Curtis had written a Christmas cantata. “I’d call the fucker an oratorio,” he said, “but they’ll think I’m trying to out-Handel Handel.”
A big, moneyed Episcopal church on the East Coast was premiering the piece, which was written for piano and voice. There were sections calling for a small choir, but the lead vocal role was for soprano. Curtis’s new girlfriend — we’ll call her Ada — would be singing the part.
“She’s spectacular, Will. You’ll fall in love with her.”
More prophetic words had never come out of his mouth.
Ada — originally from Houston — was big news in the music world. The two of them had moved in together soon after that. I’d seen Ada’s press photos — she looked gorgeous, if somewhat aloof. She was a blonde — slim and a little austere, but somehow crazy glamorous at the same time. Her eyes were smoky and mysterious. And her voice! When I heard the lieder album, I wanted to take her voice to bed with me.
Curtis wanted me as pianist for the Christmas gig.
“Only you can play this one, Will. You know my music. You know where it comes from. From my belly. From my groin.”
He was as full of himself as ever. From his groin? Seriously?
I agreed to the gig. But I felt trepidation. I could tell it was a brilliant creation. But it was also extremely difficult. Still, how could I say no? If I declined Curtis’s offer, I’d always wonder what might have been.
I fell hard for Ada the moment I met her. It was the weekend after Thanksgiving when I arrived in the city where the cantata would be presented. We’d agreed to meet in a coffee shop near the church where the piece would be performed.
Ada’s photos hadn’t captured her full beauty. Her skin was flawless. Her eyes were dark gray — nearly charcoal. Her smile had mystery in it. And her speaking voice was as smooth and crystalline as her singing — with only a slight twinge of Texan twang now and again. I’d reached to shake her hand, but she embraced me coolly. But considering that Curtis’s greeting had been an over-aggressive bear hug, Ada’s embrace seemed relatively welcoming.

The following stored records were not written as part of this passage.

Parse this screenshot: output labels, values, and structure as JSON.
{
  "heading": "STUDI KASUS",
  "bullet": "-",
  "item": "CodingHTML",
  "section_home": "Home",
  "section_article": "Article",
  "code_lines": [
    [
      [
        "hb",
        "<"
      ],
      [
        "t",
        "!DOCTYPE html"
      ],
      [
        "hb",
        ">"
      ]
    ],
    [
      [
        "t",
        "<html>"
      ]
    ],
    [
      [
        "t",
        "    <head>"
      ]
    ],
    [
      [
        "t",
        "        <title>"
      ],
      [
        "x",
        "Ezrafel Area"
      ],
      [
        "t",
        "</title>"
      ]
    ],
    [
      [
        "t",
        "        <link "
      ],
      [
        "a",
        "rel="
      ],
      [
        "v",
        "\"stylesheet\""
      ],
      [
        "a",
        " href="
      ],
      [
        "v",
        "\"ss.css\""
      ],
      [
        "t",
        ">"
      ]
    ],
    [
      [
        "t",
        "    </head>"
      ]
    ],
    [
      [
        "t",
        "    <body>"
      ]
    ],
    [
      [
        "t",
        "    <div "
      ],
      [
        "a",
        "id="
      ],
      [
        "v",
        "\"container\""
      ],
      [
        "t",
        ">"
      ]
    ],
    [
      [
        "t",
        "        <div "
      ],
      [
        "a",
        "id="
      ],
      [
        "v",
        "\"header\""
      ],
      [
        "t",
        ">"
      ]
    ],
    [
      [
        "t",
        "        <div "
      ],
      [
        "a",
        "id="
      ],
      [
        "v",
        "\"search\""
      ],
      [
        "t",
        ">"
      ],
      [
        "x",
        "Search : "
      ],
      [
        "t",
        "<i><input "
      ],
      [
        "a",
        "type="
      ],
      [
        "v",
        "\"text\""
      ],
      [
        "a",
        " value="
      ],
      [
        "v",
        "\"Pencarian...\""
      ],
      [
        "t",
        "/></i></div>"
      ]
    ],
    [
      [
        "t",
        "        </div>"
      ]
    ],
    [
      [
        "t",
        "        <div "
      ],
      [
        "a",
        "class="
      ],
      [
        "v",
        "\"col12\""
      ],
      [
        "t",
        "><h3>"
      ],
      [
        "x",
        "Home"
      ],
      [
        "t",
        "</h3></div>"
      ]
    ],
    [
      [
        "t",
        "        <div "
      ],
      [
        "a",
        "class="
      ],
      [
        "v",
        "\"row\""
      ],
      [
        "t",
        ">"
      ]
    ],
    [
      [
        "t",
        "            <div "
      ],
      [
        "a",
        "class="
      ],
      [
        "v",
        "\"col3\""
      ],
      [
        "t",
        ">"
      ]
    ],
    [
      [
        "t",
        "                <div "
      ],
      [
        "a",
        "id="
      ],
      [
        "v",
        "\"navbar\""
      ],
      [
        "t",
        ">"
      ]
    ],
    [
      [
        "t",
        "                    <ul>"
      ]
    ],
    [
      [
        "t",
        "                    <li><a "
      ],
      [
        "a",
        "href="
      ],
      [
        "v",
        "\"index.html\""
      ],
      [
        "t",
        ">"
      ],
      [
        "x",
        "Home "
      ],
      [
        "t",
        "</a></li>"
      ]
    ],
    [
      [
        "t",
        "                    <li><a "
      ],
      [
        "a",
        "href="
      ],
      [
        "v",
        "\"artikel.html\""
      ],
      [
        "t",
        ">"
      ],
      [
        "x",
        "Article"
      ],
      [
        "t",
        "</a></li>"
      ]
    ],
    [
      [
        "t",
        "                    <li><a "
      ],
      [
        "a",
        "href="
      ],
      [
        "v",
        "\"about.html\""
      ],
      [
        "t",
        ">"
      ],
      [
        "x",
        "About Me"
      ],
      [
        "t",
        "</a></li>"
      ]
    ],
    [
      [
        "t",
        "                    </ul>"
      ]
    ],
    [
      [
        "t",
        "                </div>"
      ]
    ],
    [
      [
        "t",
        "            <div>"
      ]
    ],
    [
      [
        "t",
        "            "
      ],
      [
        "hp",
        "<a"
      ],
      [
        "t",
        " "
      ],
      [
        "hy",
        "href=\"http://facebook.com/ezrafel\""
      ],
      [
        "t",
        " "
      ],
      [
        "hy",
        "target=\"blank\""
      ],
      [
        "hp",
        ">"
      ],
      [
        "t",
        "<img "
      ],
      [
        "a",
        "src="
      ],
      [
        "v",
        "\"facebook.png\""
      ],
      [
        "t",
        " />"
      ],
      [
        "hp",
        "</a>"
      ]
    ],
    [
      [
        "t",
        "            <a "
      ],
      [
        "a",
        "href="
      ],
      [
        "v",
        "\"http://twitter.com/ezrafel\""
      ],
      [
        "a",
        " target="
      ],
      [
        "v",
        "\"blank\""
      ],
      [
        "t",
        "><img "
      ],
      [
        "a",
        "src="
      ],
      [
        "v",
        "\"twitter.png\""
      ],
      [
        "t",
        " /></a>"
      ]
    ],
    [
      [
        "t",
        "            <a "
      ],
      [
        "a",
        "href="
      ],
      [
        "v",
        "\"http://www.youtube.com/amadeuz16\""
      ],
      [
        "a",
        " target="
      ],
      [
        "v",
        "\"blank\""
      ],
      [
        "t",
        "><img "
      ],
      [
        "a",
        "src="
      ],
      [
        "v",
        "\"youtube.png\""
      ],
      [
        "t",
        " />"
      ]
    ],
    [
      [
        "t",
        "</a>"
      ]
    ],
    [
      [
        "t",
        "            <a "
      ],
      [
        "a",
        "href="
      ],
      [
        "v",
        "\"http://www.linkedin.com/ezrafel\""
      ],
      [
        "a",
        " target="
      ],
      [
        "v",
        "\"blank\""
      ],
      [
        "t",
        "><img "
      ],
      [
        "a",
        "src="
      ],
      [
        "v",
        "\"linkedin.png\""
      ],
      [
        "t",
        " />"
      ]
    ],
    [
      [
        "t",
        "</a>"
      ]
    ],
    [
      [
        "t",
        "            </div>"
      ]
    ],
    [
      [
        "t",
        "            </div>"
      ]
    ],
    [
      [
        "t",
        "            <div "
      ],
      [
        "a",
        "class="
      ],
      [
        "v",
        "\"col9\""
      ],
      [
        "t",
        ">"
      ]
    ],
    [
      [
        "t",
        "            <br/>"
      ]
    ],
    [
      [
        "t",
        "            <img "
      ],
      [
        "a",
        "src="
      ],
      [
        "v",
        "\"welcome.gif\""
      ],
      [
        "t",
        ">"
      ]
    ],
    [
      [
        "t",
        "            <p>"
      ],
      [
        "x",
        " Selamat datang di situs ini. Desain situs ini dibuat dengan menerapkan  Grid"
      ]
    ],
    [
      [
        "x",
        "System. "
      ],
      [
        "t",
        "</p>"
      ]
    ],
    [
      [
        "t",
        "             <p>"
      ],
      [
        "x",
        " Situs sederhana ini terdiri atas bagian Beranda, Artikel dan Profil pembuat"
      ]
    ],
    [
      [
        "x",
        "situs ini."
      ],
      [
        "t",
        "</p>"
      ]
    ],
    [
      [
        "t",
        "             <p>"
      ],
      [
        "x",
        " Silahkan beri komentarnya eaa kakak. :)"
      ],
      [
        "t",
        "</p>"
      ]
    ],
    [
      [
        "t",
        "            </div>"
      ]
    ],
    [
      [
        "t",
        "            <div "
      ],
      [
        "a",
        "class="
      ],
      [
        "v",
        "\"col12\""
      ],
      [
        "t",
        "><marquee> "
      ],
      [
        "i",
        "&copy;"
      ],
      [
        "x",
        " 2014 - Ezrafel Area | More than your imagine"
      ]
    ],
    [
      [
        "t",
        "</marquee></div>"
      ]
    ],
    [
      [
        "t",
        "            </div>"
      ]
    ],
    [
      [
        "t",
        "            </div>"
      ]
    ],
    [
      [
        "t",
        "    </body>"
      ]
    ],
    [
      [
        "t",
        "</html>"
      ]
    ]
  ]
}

“Curt has shared recordings of your playing,” she told me. “I cannot wait to hear you play his music.”
“And I can’t wait to hear you sing it.’
“It’s a phenomenal composition,” she smiled. “It’s also a motherfucker to sing.”
I hadn’t expected salty language from that honeyed mouth. But it immediately endeared her to me.
“It’s a motherfucker to play, too. Believe me.”
She laughed nervously. Curtis, meanwhile, glared at us.
“Their first conversation, and already they’re dissing the composer.”
“You’re going by ‘Curt’ now?” I asked. He’d always hated it when people shortened his given name.
“No. Only Ada gets away with that,” he said. “I put up with it during bedroom talk, but it spills over sometimes.”
There it was, a not-so-subtle reminder that he and Ada were fucking. He knew me well enough to know how I’d react to her. After all, he’d told me over the phone I would fall in love with her.
I’d noticed immediately that Curtis had changed. Physically, he was the same — though his hair had thinned a little. But he’d become more aggressive, almost combative.
The next day we met at the extravagant house where he and Ada were staying. It belonged to one of the Über-wealthy church families who were in Europe for the holidays. There was a grand piano there that we could use. I was being housed in the church basement, in a small but nice apartment usually reserved for visiting clergy.
The first rehearsal began well. The opening part of the cantata took its text from Isaiah: “For unto us a child is born,” Familiar, right? It was relatively easy to play, and my heart beat fast as I heard Ada sing live for the first time. Fucking angelic.